I myself did not see any evidence of the gill-raker trade in Mozambique, even though I spent lengthy periods living with and filming local communities who fished in areas with high numbers of manta rays. But I have heard from other friends and scientists that they have seen evidence of the trade. Fortunately, though, it does not appear to be on the scale that you find in other countries.
Personally, I see the rise in the use of gill nets as a much more pressing issue, as the nets are often set in areas where manta rays and whale sharks congregate. This leads to accidental entanglement and in many cases the death of the animals.

Local fishing communities are struggling to earn a livelihood. How do you think Mother Ocean will be able create a positive shift in their behaviour?
I am a big believer in conservationist Baba Dioum’s philosophy that ‘In the end we will conserve only what we love; we will love only what we understand; and we will understand only what we are taught.’ I hope the film will play a part in achieving this.
I also hope that the film will make local fishing communities consider the use and placement of gill nets, especially in areas where manta rays and whale sharks are known to congregate.

SCARFFE chris - Motherocean Q&A

Carlos Macuacua & Chris Scarffe filmin gill nets

Are Mozambique’s existing marine protected areas proving to be a success?
Mozambique has made huge efforts in recent years to create a series of marine protected areas. This in itself is a big step forward. However, to be truly successful, more needs to be done to enforce existing laws and for local communities to see direct benefits.

What are you hoping that the film will achieve?
We have three main goals for the film:

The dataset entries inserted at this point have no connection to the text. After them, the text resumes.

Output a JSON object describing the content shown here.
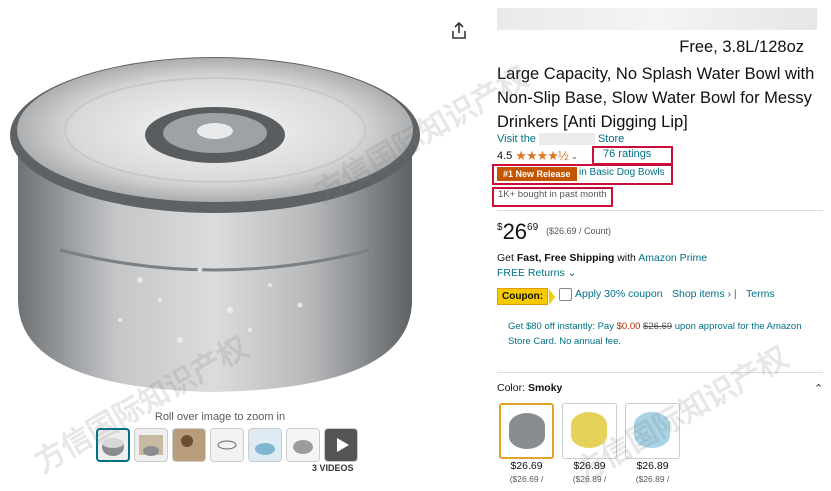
{
  "product": {
    "title_tail": "Free, 3.8L/128oz",
    "title": "Large Capacity, No Splash Water Bowl with Non-Slip Base, Slow Water Bowl for Messy Drinkers [Anti Digging Lip]",
    "visit_prefix": "Visit the",
    "visit_suffix": "Store",
    "rating_value": "4.5",
    "stars": "★★★★½",
    "ratings_count": "76 ratings",
    "badge": "#1 New Release",
    "badge_category": "in Basic Dog Bowls",
    "bought": "1K+ bought in past month"
  },
  "price": {
    "symbol": "$",
    "whole": "26",
    "fraction": "69",
    "unit": "($26.69 / Count)"
  },
  "shipping": {
    "prefix": "Get",
    "bold": "Fast, Free Shipping",
    "mid": "with",
    "link": "Amazon Prime",
    "returns": "FREE Returns ⌄"
  },
  "coupon": {
    "tag": "Coupon:",
    "text": "Apply 30% coupon",
    "shop": "Shop items ›",
    "sep": "|",
    "terms": "Terms"
  },
  "card_offer": {
    "part1": "Get $80 off instantly: Pay",
    "pay": "$0.00",
    "strike": "$26.69",
    "part2": "upon approval for the Amazon Store Card. No annual fee."
  },
  "color": {
    "label": "Color:",
    "value": "Smoky"
  },
  "swatches": [
    {
      "price": "$26.69",
      "sub": "($26.69 /",
      "color": "#8a8d90"
    },
    {
      "price": "$26.89",
      "sub": "($26.89 /",
      "color": "#e6d25a"
    },
    {
      "price": "$26.89",
      "sub": "($26.89 /",
      "color": "#a8d4e6"
    }
  ],
  "gallery": {
    "hint": "Roll over image to zoom in",
    "videos": "3 VIDEOS"
  },
  "watermark": "方信国际知识产权",
  "icons": {
    "share": "share-icon",
    "chevron": "chevron-down-icon",
    "collapse": "chevron-up-icon"
  }
}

  • To lobby government to push through national legislation that will protect whale sharks and manta rays, and to enforce existing fisheries legislation.
  • To be a catalyst for the creation of a well-managed marine protected area in Inhambane Province, the hotspot for these two species.
  • To raise awareness across the country of the threats to these species and the marine environment in general, educating people in why they should care about this environment and how a healthy marine ecosystem can benefit them and future generations.